## Exercise requirements
What lines of the data below hold "warning"? Show them.

## Available data
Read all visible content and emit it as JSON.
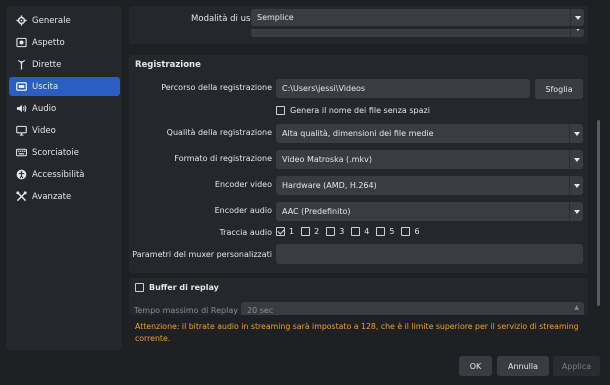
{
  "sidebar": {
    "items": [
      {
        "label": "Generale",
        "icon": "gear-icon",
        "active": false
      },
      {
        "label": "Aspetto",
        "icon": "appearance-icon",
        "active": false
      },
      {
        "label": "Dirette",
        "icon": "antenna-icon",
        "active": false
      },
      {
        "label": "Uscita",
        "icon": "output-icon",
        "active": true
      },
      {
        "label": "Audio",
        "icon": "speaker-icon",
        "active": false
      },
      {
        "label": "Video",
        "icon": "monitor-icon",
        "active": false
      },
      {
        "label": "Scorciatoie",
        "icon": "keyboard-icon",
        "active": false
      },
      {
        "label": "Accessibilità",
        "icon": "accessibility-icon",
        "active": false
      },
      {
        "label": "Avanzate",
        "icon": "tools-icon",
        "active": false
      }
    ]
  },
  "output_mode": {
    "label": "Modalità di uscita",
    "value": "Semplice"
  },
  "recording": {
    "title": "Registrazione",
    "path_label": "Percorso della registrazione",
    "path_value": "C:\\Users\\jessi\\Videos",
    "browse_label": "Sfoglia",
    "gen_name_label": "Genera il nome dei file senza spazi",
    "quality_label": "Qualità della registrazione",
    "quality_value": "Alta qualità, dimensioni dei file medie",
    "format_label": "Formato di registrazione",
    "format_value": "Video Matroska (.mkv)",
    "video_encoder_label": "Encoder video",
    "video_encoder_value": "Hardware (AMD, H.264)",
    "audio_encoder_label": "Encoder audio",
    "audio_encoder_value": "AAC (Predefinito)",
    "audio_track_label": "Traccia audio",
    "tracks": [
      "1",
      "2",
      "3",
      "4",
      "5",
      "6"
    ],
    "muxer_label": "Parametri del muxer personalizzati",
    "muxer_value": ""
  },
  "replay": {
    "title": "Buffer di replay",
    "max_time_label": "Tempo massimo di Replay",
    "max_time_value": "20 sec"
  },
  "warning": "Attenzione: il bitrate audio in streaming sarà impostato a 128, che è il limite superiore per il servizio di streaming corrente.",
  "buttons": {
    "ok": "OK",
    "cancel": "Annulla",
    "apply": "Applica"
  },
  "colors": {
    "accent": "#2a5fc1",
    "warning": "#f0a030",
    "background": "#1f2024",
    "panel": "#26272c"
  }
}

## Response box
  "warning": "Attenzione: il bitrate audio in streaming sarà impostato a 128, che è il limite superiore per il servizio di streaming corrente.",
    "warning": "#f0a030",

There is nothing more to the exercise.